When a California couple with minor children decide to end their marriage, one of their first concerns is who will have custody of the children. Many couples are able to resolve this issue without turning to the court, but some couples need the judge to help them out. In such cases, child custody becomes more complicated than the simple question of "Who gets the kids?" A review of common child custody questions can be useful to someone about to commence divorce proceedings.
California law recognizes two kinds of child custody:
- Legal custody in which one or both parents will have the right to make important decisions for the child on issues such as education, health care, general welfare and the like;
- Physical custody which means with which parent or parents the child will reside.

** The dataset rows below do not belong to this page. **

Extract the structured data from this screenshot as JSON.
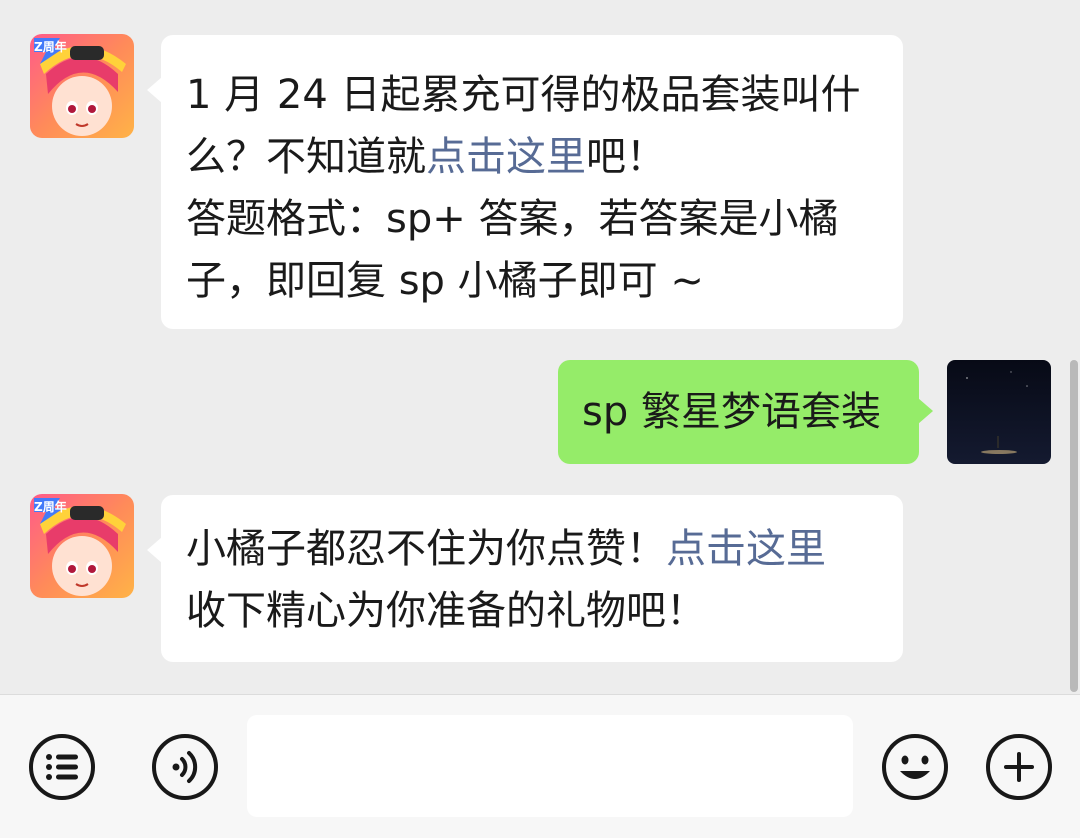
{
  "messages": [
    {
      "side": "in",
      "lines": [
        {
          "a": "1 月 24 日起累充可得的极品套装叫什"
        },
        {
          "a": "么？不知道就",
          "link": "点击这里",
          "b": "吧！"
        },
        {
          "a": "答题格式：sp+ 答案，若答案是小橘"
        },
        {
          "a": "子，即回复 sp 小橘子即可 ~"
        }
      ]
    },
    {
      "side": "out",
      "text": "sp 繁星梦语套装"
    },
    {
      "side": "in",
      "lines": [
        {
          "a": "小橘子都忍不住为你点赞！",
          "link": "点击这里"
        },
        {
          "a": "收下精心为你准备的礼物吧！"
        }
      ]
    }
  ],
  "avatar_badge_text": "Z周年",
  "input": {
    "value": "",
    "placeholder": ""
  },
  "icons": {
    "menu": "list-menu-icon",
    "voice": "voice-icon",
    "emoji": "emoji-icon",
    "more": "plus-icon"
  },
  "colors": {
    "chat_bg": "#ededed",
    "incoming_bubble": "#ffffff",
    "outgoing_bubble": "#95ec69",
    "link": "#576b95",
    "input_bar": "#f7f7f7"
  }
}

Both kinds of custody can be either sole or joint. In sole custody arrangements, custody will be given to one parent or the other. In joint custody arrangements, custody will be split between the parents. Courts often order joint legal custody but designate only one parent with whom the children will spend the bulk of their time. Non-custodial parents are usually given significant visitation time with the children.
In making these decisions, the court must ensure that the best interests of the child are protected. In determining what kind of order serves the best interests of the child, the court must consider the age and health of the child, the emotional ties between the child and each parent, the ability of each parent to care for the child, whether the family has had incidents of violence and the child's connections to school, home and community. The best interests of the child is a fluid standard that often produces different results in different cases. An experienced divorce attorney can provide helpful advice on how the standard might be applied in a specific case.